Other risk factors used by the ETIAS will include an applicant's age range, sex, nationality, country and city of residence or birth, level of education achievement, as well as current employer or occupation. The ETIAS will strive to not incorporate risk factors based solely on a person's age or sex. Furthermore, factors regarding a person's identity, such as their appearance, language, race, colour of skin, political or religious beliefs, disability, or sexual orientation will be used to develop or assess risk factors.
ETIAS risk factors will be continually reviewed and assessed, usually every six months, or less where necessary.
ETIAS screening approach
Although the Screening Board is still formulating and drafting regulations regarding requirements for ETIAS approval and reasons for refusal it is expected these will be similar to those already in operation in the USA, Canada and Australia.
- The American ESTA (Electronic System for Travel Authorization) requires applicants to provide extensive biographical information including name and address, date and place of birth and current employment or study details. Intending visitors must also provide a travel itinerary and a point of contact in the United States.
- Applicants for the Australian ETA (electronic travel authority) must also provide the standard personal information and must not have any criminal convictions which total a sentence of twelve months or more. Applicants must also be free of tuberculosis.
- Canada’s eTA (electronic travel authorisation) application process focuses on personal data, travel and contact details and also includes a series of background questions. These questions are designed to assess criminal, terrorist or health risks the applicant may pose or possible immigration concerns.
ETIAS Screening Rules can be expected to closely follow the ESTA, ETA and eTA models and will include health issues, criminal records and (possible) connections to terrorist activity or organisations. It is also almost certain that the rules will include details of any previous refusals of entry to a country and deportation orders.
No guarantee of entry

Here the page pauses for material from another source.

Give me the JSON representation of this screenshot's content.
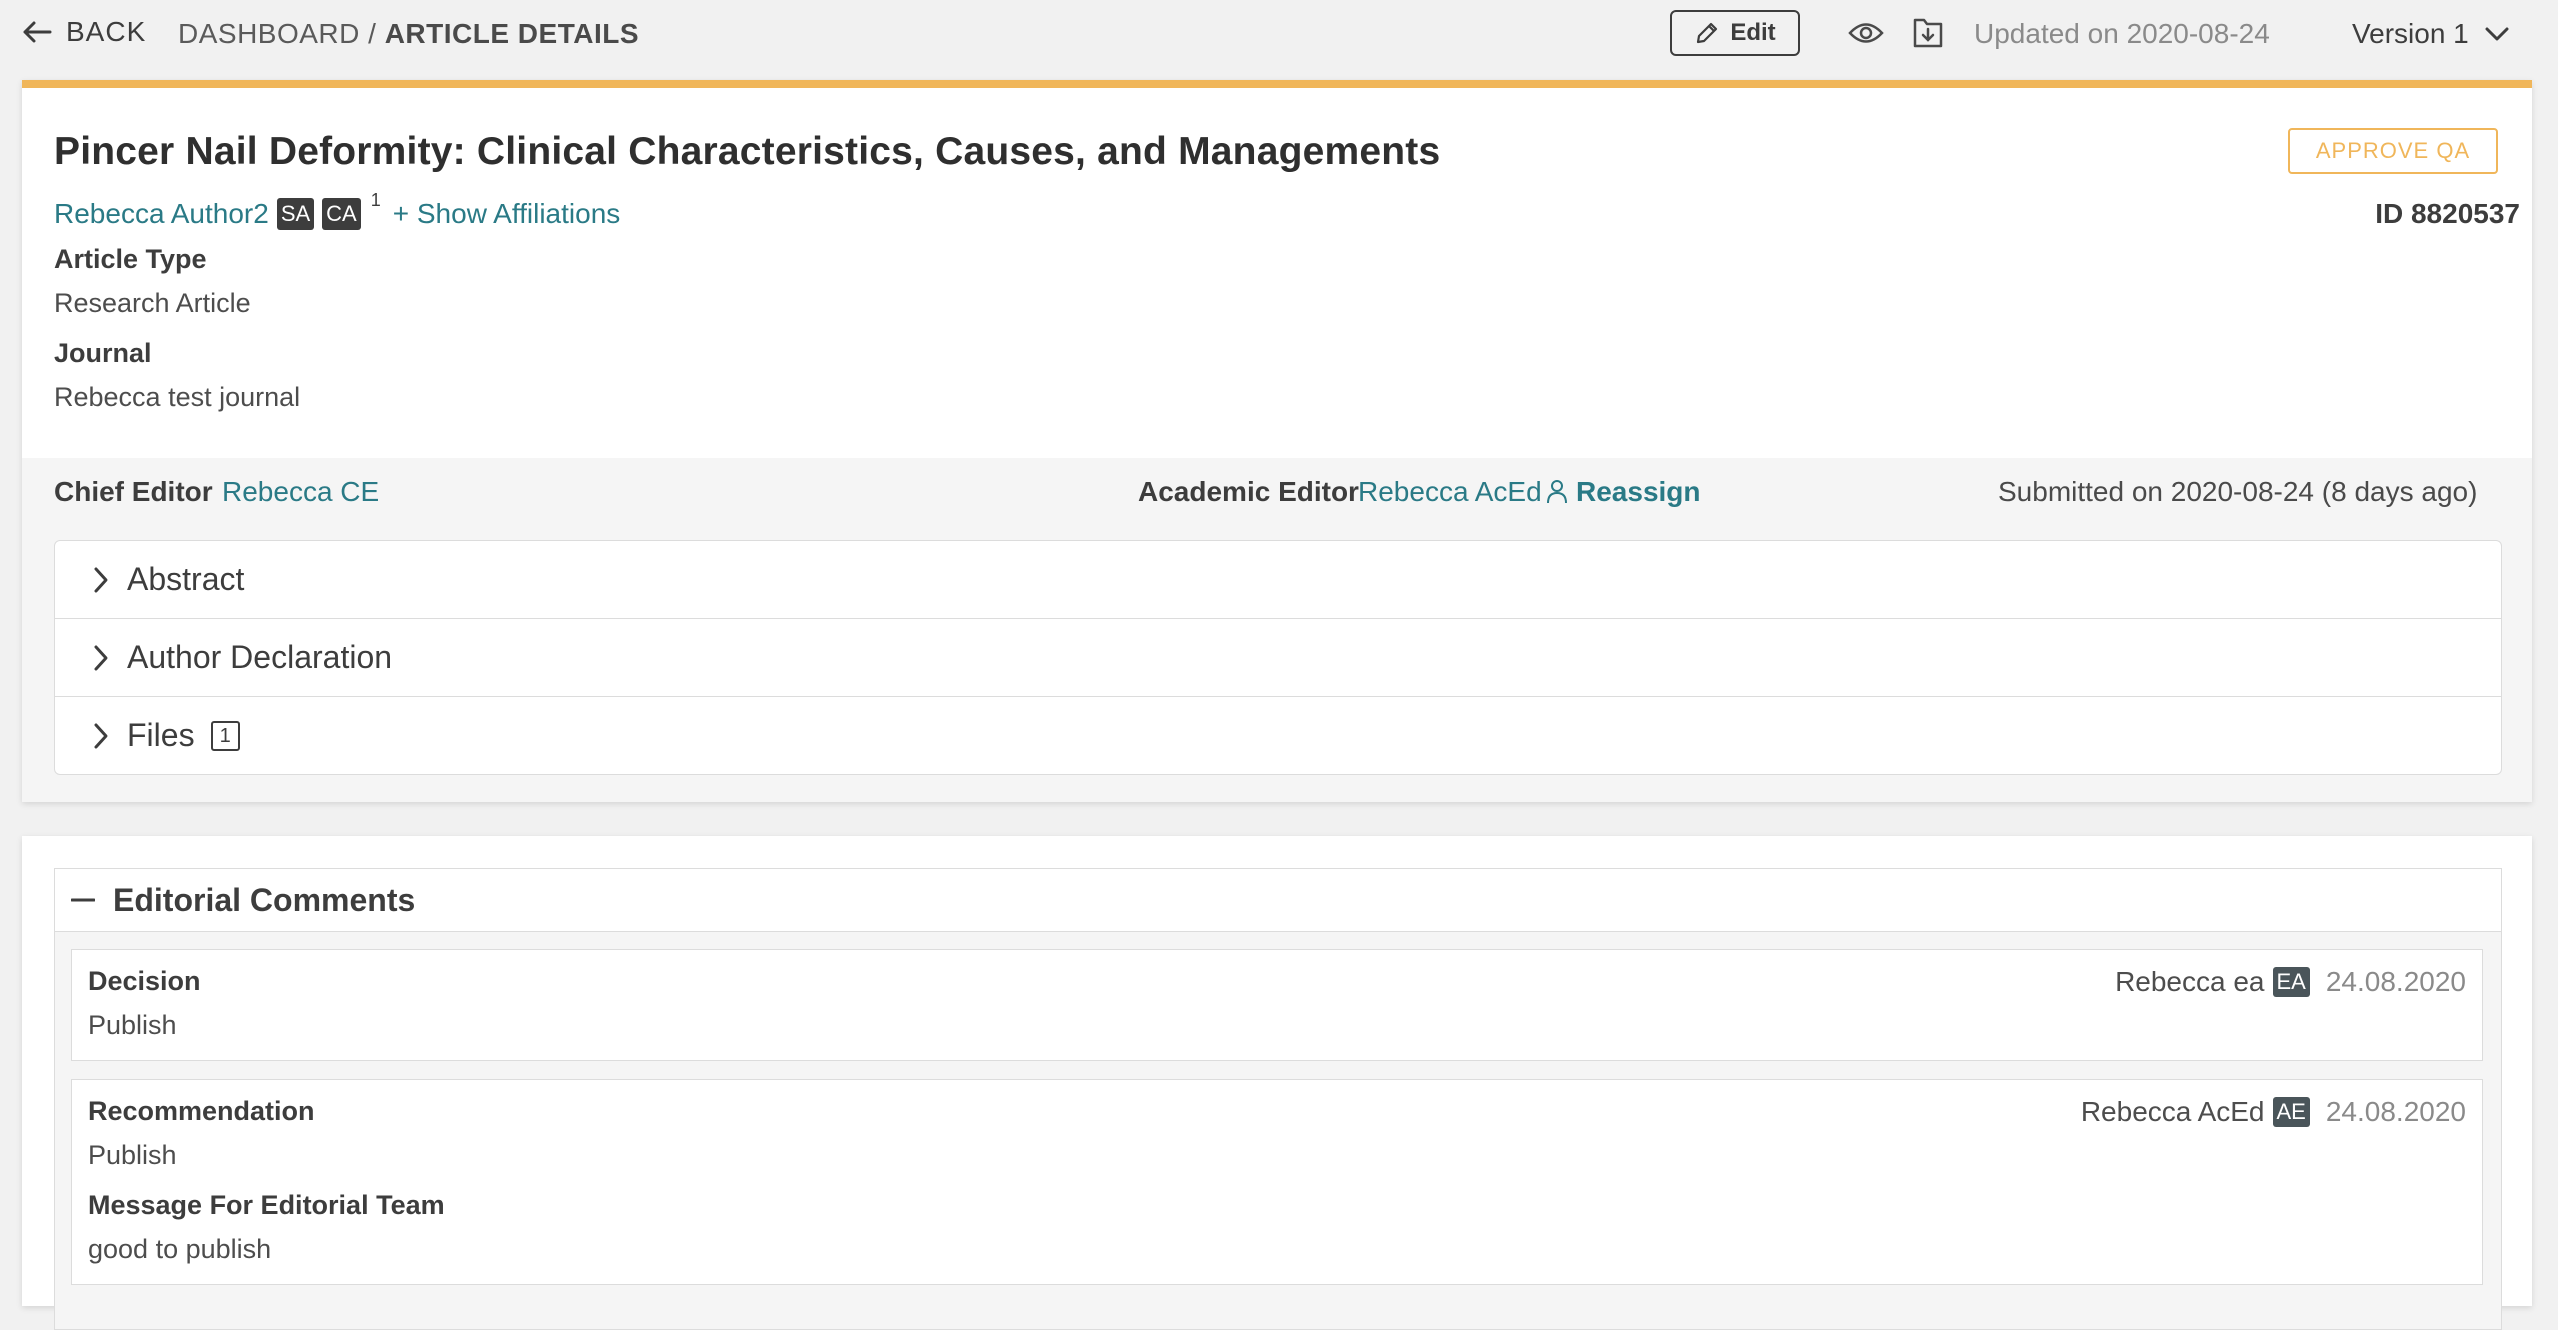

It is estimated that about 95% of all ETIAS applications will be automatically approved and this should be the case unless the information provided is false or inaccurate or the applicant is flagged on the ETIAS Watchlist or in the Central Unit database. However, possession of a valid ETIAS (although mandatory) is no guarantee of automatic admission to the European or Schengen country or countries being visited. The decision to allow entry rests ultimately with the border security services who have the power to refuse admission under the rules of the Schengen Borders Code.